My wife and I took the kids to Canada’s Wonderland last weekend to kickstart the summer vacation season. I was a little worried about how this was going to turn out. Wonderland is located just a few minutes north of Toronto, where G20 protesters had been busy the night before torching police cars, disrupting the downtown, generally misbehaving and getting themselves arrested by the hundreds. My guess was that the park was either going be slow as Toronto residents hunkered down or left town altogether, or really busy if they wanted to escape the summit nonsense for a day.
Fortunately, it wasn’t overly busy. The day was overcast, which may have helped, but line-ups for most rides were quite reasonable with most maxing out at twenty minutes for much of the day and most kid’s rides being only five or ten minutes. Military helicopters were constantly circling overhead the park in pairs (and sometimes in a formation of four), but that was the only reminder I saw of what was taking place only a few miles away.
For Canadians, particularly those living in Southern Ontario, Canada’s Wonderland is it in terms of major theme parks -we have no Disneys here. Admission prices are high enough that Wonderland isn’t what I’d call a “cheap” outing (I received a handful of media passes, but paid for one child over 48″ in height, which was $54.99 Cdn plus tax at the gate) and there was also $10 for parking and we boarded our two dogs on-site for $6 each (which is a great option for those of us who live a few hours away). However, tickets can be re-used for a second admission during the season, which makes it a much more reasonable proposition for return visitors and there are always retailers and web specials where discounted tickets can be picked up. So long as you stay all day and make the most of the 200+ rides, it’s worthwhile.
I don’t do rides at all thanks to a combination of motions sickness and a morbid fascination with roller coaster failure stats, but every family needs someone to act as the packhorse and slug around a backpack, water bottles and wallets, as well as acting as the official photographer. Actually, speaking of backpacks and water, my wife picked up a pair of spray bottle/ misting fan contraptions that actually work pretty well for cooling you off on the go, but one had been pre-filled with water prior to leaving and the bottom wasn’t screwed on properly, so it soaked my backpack. I spent the first few hours of the day feeling as though I’d run through the water park, which was special. I also packed my eBook reader to make the most of waiting while everyone else was in line and once again, the water resistant jacket I tested last year proved its worth.
The classic feature of the park, visible from quite some distance, is Wonder Mountain, a large artificial structure that’s home to water divers (in season) and the Mighty Canadian Minebuster (at 4,000 feet it’s Canada’s longest wooden coaster) -a ride that my wife and all the kids went on. The Peanuts are the latest theme in the park (last time we were there it was Scooby Doo and Nick Toons) and I was looking forward to spending some relaxing time wandering around in Planet Snoopy.

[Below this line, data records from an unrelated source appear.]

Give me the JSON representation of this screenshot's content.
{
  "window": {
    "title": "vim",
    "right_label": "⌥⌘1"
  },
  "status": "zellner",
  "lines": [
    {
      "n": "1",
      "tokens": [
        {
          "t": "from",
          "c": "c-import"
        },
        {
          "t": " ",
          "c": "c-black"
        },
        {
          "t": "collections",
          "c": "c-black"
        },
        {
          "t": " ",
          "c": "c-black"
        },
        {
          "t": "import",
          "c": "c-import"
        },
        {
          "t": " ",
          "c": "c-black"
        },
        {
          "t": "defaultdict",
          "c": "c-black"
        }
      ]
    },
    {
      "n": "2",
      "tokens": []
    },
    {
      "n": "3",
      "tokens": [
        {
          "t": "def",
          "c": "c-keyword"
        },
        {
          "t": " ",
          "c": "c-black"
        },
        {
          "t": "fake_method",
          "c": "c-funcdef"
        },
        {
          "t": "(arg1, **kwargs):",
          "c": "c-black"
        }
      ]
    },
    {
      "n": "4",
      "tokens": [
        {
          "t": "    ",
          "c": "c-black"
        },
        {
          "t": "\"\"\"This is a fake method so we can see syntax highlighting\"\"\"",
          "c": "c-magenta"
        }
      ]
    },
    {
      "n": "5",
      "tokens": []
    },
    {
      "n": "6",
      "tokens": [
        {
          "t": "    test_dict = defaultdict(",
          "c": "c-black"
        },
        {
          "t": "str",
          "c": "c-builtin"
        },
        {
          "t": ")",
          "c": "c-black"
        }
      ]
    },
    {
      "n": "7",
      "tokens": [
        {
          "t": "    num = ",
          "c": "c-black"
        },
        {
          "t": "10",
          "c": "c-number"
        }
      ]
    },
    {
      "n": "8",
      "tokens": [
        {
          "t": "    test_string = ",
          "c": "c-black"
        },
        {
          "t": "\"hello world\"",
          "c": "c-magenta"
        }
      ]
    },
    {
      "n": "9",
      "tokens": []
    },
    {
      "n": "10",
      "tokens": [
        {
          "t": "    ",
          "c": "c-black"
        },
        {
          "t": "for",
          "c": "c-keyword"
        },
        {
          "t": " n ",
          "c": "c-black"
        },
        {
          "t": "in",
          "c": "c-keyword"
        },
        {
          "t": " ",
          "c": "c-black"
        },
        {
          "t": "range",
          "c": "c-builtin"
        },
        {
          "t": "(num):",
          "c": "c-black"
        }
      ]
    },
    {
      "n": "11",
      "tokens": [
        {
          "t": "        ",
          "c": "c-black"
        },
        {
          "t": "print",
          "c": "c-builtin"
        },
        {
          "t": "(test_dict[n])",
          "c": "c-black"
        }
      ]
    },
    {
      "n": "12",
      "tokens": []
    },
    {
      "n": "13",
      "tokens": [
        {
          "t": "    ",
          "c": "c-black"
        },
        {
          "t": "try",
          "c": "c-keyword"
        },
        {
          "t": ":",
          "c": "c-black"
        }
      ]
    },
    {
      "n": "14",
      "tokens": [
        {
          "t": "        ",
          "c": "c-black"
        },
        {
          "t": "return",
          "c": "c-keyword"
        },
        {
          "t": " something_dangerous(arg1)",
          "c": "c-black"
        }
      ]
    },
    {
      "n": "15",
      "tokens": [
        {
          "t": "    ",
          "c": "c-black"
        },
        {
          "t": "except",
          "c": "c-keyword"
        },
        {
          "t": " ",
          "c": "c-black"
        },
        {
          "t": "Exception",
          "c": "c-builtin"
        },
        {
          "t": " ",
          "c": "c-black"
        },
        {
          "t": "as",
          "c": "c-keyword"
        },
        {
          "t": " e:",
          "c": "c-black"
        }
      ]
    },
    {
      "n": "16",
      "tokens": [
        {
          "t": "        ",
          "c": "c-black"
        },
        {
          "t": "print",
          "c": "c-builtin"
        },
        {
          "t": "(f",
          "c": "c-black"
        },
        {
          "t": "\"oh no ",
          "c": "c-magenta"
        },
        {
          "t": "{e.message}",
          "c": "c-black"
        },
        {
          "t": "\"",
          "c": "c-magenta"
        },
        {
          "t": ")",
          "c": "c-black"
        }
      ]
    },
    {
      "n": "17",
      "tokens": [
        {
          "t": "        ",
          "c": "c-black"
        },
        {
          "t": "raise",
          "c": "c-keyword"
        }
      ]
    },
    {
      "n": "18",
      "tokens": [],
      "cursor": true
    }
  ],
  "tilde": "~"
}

We did go there, but even my 7 year olds are starting to outgrow those rides. Where has the time gone? The Ghoster Coaster was very popular, but the bigger coasters were the real draw. Wonderland claims to have North America’s largest variety of roller coasters, including 65 so-called thrill rides, so there was lots to choose from.
If you’re in the Toronto area and jonesing for some coaster time, Canada’s Wonderland is a pretty good bet. Young kids are covered for the day as well, with Planet Snoopy and KidZville. While food is typically amusement park expensive and usually fried and/or cheese covered, parents will be happy to know that they can pack a picnic lunch for the pavilion outside the gates if they want healthier and/or cheaper choices, there are plenty of shady treed spots for cover from the sun, smoking is allowed only in designated areas and drinking fountains are plentiful.